Otaku USA Magazine
Resident Evil: Umbrella Chronicles Review

Like the blurry days of my youth, I find myself with a Nintendo console on, aiming at the screen with the precision of a digital sharpshooter stuck in the deepest, darkest corners of Hogan’s Alley. Only this time, I’m not carefully avoiding women and children so my refractive beam won’t sear their innocence away; no, I’m shooting zombies in the face and fending off raging apes with my survival knife. It must be another trip into the world of (cue dramatic title screen voice) RESIDENT EVIL.

Umbrella Chronicles holds within its plastic wrap a concept that’s been attempted similarly with little success. Resident Evil has never quite made it big in any incarnation other than the series proper. The previous on-rails games were ugly and controlled terribly, and the online experience of Outbreak was hampered by the fact that, well, you couldn’t really talk to anyone. The developers thought that it made the experience more frightening, but they said the same thing about the dreaded tank-like controls of the first few RE games

Well, I hope you like House of the Dead, because that’s essentially what you get with this title, albeit a slower, more delicately paced version. As luck would have it, I do like Sega’s light gun series, so there’s a lot of content within Chronicles for me to enjoy. Rather than thrusting the player in an original RE story, the game sweeps you through condensed versions of the classics, up to and including Resident Evil 0. This serves as a killer refresher course in a convoluted story that many might not remember too clearly at this point.

It doesn’t just stop there, though; it digs a little bit deeper. After all, the most hardcore of Resident Evil fans isn’t just going to drop hard-earned cash on what would essentially be a clips episode or Cliffs Notes presentation of the game’s history. Completing missions in the mansion and beyond will unlock bonus episodes that have you trotting around familiar grounds as characters outside of the series mainstays, not the least of which is the notorious Albert Wesker. The only thing more fun than shooting up monsters as Wesker is listening to his curiously dry quips as he runs about narrating his own story in an awkward accent: “Oh, the electricity is out. Hmm, looks like I’ll be going to the basement!”
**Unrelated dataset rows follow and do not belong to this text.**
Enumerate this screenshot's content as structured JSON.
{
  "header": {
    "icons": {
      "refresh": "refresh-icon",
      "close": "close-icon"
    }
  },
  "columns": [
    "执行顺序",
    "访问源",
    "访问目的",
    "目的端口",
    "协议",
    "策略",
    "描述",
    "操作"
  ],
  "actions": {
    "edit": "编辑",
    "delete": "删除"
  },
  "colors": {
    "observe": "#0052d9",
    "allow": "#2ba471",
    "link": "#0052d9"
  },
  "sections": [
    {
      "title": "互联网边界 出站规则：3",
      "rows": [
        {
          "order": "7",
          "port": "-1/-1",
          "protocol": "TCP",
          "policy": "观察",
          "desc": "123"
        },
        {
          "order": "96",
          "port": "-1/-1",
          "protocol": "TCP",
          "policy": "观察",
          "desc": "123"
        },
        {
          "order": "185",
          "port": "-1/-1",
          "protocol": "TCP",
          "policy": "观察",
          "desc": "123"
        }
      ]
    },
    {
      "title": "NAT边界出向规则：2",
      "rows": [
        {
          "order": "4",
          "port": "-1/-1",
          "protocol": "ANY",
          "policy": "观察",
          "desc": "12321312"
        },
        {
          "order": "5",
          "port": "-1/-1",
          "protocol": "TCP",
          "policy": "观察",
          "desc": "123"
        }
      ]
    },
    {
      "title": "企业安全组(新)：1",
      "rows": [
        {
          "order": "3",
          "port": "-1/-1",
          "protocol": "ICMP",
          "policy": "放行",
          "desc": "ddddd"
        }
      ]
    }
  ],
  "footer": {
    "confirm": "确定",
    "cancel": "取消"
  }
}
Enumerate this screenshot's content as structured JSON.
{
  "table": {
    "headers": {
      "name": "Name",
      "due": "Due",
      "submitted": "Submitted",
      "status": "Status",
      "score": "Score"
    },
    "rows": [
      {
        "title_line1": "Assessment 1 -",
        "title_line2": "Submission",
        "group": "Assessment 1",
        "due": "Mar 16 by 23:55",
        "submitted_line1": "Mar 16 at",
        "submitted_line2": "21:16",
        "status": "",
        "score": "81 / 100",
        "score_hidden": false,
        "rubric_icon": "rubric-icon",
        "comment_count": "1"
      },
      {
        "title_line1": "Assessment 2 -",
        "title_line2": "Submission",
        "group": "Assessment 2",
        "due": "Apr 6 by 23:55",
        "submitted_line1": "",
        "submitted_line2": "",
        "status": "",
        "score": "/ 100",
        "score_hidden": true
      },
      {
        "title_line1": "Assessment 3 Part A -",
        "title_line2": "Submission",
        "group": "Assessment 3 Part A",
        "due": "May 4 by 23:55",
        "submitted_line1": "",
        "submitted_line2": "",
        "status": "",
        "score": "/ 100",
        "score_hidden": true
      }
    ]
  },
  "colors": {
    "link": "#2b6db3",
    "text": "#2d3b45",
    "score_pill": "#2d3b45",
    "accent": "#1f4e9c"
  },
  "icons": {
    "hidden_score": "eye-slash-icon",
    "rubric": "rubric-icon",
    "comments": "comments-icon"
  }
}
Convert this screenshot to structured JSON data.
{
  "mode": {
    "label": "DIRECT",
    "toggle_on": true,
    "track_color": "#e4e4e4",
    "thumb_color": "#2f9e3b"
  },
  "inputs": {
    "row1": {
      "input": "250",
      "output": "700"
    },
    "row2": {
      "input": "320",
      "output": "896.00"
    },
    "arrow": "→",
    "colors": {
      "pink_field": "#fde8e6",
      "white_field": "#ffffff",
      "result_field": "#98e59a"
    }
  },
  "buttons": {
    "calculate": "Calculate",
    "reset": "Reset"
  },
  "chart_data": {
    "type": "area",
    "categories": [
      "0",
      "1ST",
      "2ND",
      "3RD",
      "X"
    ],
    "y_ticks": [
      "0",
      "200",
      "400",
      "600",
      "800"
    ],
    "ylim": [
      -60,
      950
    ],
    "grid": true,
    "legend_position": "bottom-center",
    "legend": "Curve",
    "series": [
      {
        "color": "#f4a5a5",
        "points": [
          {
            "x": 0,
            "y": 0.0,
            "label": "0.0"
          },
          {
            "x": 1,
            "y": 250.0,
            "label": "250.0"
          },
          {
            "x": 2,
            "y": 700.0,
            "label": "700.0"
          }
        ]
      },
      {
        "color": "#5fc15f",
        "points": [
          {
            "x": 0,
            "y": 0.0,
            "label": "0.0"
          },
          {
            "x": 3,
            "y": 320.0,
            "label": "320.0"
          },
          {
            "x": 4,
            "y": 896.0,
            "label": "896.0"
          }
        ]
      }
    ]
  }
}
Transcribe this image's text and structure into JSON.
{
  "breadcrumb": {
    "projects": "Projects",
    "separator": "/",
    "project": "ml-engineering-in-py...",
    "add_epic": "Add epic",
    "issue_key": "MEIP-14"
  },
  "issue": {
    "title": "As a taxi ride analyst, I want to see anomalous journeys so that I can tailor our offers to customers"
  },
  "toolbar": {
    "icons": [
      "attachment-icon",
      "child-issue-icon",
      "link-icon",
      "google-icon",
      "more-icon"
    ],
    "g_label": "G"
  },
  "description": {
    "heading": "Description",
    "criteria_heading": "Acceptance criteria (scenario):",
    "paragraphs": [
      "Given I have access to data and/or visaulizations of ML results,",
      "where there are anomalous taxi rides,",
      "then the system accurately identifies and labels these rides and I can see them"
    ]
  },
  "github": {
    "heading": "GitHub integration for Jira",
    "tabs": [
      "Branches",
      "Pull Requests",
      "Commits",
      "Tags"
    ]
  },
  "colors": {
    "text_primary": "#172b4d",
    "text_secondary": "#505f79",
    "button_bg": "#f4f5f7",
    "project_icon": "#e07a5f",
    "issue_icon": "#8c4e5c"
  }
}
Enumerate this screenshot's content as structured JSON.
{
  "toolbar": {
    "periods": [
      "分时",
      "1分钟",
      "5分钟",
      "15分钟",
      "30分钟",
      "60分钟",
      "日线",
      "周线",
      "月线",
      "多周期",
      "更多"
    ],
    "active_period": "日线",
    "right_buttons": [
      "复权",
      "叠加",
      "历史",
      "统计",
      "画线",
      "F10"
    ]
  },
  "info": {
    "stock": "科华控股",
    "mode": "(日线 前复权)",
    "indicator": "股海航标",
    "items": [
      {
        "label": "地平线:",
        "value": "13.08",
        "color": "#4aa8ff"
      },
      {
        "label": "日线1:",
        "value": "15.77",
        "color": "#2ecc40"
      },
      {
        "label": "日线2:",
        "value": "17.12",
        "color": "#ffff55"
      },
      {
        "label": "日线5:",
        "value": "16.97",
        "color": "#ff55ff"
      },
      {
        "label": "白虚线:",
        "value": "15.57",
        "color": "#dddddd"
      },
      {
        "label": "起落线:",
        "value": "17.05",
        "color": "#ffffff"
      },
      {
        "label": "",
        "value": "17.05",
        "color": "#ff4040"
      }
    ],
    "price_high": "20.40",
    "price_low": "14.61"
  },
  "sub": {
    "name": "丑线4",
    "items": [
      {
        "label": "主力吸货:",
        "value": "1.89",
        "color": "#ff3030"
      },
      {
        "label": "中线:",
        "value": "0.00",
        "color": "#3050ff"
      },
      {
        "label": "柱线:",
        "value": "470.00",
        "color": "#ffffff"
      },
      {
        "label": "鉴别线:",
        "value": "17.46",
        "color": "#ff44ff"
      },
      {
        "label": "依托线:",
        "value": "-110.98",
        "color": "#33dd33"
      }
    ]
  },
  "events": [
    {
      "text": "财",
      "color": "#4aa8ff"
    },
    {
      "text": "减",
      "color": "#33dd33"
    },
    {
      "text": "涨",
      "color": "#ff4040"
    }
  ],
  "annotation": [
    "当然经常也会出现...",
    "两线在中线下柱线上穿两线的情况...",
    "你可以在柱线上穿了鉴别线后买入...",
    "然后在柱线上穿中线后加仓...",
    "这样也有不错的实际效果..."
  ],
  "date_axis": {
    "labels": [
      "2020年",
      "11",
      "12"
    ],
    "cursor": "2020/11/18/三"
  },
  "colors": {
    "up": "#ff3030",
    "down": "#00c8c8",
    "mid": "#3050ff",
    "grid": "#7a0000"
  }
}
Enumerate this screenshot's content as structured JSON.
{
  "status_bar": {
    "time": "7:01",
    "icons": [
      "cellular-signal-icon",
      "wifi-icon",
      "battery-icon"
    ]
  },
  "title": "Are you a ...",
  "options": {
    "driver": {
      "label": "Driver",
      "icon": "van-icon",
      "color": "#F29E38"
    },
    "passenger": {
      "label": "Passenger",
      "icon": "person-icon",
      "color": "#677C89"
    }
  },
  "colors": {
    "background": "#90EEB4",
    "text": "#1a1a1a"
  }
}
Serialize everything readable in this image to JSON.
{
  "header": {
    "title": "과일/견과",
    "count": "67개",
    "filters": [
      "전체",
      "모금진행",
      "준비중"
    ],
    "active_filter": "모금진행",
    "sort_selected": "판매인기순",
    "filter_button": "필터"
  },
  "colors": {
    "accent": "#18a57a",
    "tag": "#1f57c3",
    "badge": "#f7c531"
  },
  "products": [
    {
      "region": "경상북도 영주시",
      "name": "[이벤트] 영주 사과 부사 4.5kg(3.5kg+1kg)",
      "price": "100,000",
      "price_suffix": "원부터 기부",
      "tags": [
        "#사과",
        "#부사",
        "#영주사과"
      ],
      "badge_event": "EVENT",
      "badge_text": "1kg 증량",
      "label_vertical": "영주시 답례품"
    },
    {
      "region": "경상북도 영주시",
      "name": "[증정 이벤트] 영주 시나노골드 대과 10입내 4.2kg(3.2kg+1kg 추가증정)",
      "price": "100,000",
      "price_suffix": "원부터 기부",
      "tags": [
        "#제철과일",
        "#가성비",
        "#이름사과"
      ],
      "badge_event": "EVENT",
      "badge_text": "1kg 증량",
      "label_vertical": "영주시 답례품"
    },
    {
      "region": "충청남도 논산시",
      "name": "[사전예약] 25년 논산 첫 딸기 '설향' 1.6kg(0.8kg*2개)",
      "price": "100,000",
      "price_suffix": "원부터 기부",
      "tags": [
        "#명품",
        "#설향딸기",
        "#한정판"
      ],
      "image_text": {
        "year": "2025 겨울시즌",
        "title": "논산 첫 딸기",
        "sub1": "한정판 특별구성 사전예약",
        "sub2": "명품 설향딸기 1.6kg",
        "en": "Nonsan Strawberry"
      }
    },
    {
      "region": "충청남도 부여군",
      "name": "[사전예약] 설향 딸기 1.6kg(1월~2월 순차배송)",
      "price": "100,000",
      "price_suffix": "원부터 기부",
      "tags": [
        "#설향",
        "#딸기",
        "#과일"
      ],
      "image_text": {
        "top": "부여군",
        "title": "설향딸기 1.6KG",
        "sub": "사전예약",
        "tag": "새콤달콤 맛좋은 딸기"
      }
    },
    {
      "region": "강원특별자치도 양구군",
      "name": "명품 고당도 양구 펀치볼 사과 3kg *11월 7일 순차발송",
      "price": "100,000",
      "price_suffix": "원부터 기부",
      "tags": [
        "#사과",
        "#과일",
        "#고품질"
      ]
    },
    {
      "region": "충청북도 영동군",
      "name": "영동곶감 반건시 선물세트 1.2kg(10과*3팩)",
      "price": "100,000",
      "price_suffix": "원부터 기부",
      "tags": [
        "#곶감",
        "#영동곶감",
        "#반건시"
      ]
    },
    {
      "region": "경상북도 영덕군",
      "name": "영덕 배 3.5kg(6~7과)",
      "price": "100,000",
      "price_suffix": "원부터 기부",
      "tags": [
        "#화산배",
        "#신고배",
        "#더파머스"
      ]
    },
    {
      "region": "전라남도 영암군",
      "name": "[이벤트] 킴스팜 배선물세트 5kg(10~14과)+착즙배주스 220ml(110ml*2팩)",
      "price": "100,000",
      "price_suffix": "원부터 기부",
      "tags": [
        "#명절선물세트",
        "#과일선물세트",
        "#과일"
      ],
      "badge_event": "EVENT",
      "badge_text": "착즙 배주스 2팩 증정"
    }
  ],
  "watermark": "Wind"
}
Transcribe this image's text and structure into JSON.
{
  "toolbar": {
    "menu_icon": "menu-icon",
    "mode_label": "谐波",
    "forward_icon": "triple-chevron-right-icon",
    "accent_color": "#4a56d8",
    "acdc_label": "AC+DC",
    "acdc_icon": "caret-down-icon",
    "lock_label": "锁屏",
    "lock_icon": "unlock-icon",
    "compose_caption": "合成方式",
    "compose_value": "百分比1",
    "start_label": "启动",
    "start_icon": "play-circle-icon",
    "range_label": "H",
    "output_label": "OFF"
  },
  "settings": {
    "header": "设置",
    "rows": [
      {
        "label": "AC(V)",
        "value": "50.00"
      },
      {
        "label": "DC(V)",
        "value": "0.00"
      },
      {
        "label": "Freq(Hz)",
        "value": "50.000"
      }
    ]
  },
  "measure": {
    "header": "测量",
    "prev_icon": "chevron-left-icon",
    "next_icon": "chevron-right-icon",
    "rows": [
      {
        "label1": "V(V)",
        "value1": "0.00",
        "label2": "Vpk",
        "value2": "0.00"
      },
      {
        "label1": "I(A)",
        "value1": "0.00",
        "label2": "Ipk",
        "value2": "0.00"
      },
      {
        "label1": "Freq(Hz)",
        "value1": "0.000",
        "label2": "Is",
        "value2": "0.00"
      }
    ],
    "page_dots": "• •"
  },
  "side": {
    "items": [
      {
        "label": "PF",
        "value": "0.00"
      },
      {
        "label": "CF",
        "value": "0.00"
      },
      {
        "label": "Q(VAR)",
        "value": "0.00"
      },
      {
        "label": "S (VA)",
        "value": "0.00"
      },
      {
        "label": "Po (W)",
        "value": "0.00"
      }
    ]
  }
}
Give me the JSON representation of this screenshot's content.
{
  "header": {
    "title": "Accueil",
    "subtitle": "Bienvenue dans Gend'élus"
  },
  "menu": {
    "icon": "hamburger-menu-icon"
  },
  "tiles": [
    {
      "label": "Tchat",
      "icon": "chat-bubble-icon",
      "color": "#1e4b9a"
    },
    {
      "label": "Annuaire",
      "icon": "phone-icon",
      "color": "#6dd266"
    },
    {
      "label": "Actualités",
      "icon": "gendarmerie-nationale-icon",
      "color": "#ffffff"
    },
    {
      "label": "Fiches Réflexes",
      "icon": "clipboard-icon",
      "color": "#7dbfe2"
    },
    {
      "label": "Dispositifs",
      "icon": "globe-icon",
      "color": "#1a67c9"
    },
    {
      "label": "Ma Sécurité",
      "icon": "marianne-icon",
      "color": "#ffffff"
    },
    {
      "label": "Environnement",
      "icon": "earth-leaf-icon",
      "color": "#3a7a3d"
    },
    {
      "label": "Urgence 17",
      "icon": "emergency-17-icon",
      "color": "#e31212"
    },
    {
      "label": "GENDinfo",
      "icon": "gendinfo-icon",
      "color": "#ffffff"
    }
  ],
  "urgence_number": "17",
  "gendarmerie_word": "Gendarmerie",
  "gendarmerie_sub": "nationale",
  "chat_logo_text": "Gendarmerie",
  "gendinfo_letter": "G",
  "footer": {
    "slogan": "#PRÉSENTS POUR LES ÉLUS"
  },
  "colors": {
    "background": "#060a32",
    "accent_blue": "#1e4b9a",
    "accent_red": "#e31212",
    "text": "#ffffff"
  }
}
Although you can’t technically move your character, you can still look around with the nunchuck’s analog stick. This comes in handy the most when trying to shoot at the game’s many hidden items and ammo, because they’re pretty easy to miss if you’re just running through with tunnel vision. Depending on your level of compulsion when it comes to collecting shiny things, these secrets won’t compel you to play through levels more than once, but it’s nice that they’re scattered about for the truly obsessive.

For the most part, the aiming works fairly well. You won’t find 100% accuracy with the Wiimote, but desperate situations can be resolved by slashing at enemies with your controller, bringing the knife into play quickly and effectively. The game’s difficulty becomes a little unbalanced when some of the later bosses appear, and you might find yourself cursing some of the smaller, more elusive enemies in the game, but it never gets to the point of being unfair to the player; besides, it’s refreshing to have a bit of an occasional challenge on a system full of light-hearted mini-games and non-threatening anthropomorphic such-and-suches.

If you happened to pick up the Wii Zapper bundle, this game should be a no-brainer follow up to hours of Crossbow Training with Link. It may be a bit of a disappointment that it’s so restricted in terms of gameplay-after all, who wouldn’t want to run through Umbrella Chronicles’ faithfully recreated environments in a fully controllable first person mode-but what’s there will still entice fans of the long-running series to see it through to completion.

Publisher: Capcom
Developer: Capcom
System: Wii
Available: Now
Rating: M